Task objective> Print again, word for word, all of the records below, and leave the pictures out.

======== Provided entries

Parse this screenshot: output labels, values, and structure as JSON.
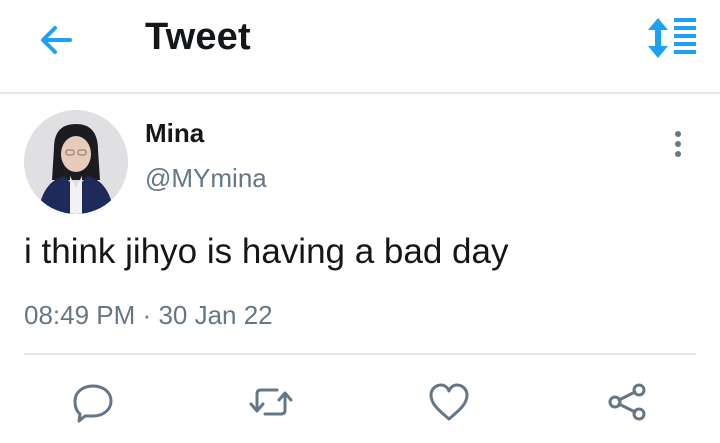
{
  "header": {
    "title": "Tweet",
    "back_icon": "arrow-left-icon",
    "sort_icon": "sort-order-icon",
    "accent": "#1da1f2"
  },
  "tweet": {
    "author_name": "Mina",
    "handle": "@MYmina",
    "text": "i think jihyo is having a bad day",
    "time": "08:49 PM",
    "separator": "·",
    "date": "30 Jan 22"
  },
  "actions": [
    {
      "icon": "reply-icon"
    },
    {
      "icon": "retweet-icon"
    },
    {
      "icon": "like-icon"
    },
    {
      "icon": "share-icon"
    }
  ],
  "colors": {
    "text": "#14171a",
    "muted": "#657786",
    "icon": "#657786",
    "divider": "#e1e8ed"
  }
}
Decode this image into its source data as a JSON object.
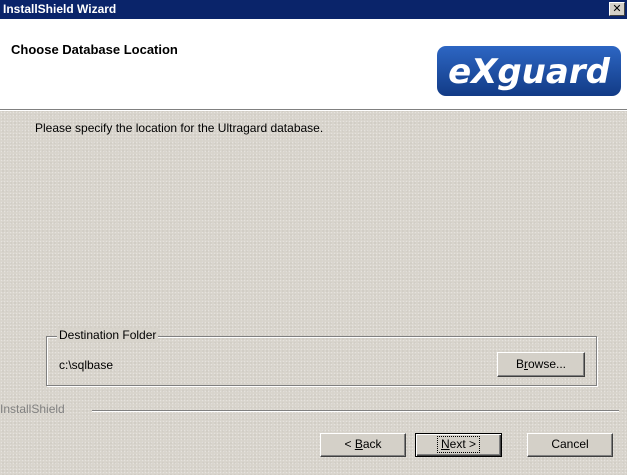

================

Worked solution>
Parse this screenshot: output labels, values, and structure as JSON.
{
  "header": {
    "title": "Tweet",
    "back_icon": "arrow-left-icon",
    "sort_icon": "sort-order-icon",
    "accent": "#1da1f2"
  },
  "tweet": {
    "author_name": "Mina",
    "handle": "@MYmina",
    "text": "i think jihyo is having a bad day",
    "time": "08:49 PM",
    "separator": "·",
    "date": "30 Jan 22"
  },
  "actions": [
    {
      "icon": "reply-icon"
    },
    {
      "icon": "retweet-icon"
    },
    {
      "icon": "like-icon"
    },
    {
      "icon": "share-icon"
    }
  ],
  "colors": {
    "text": "#14171a",
    "muted": "#657786",
    "icon": "#657786",
    "divider": "#e1e8ed"
  }
}
Decode this image into its source data as a JSON object.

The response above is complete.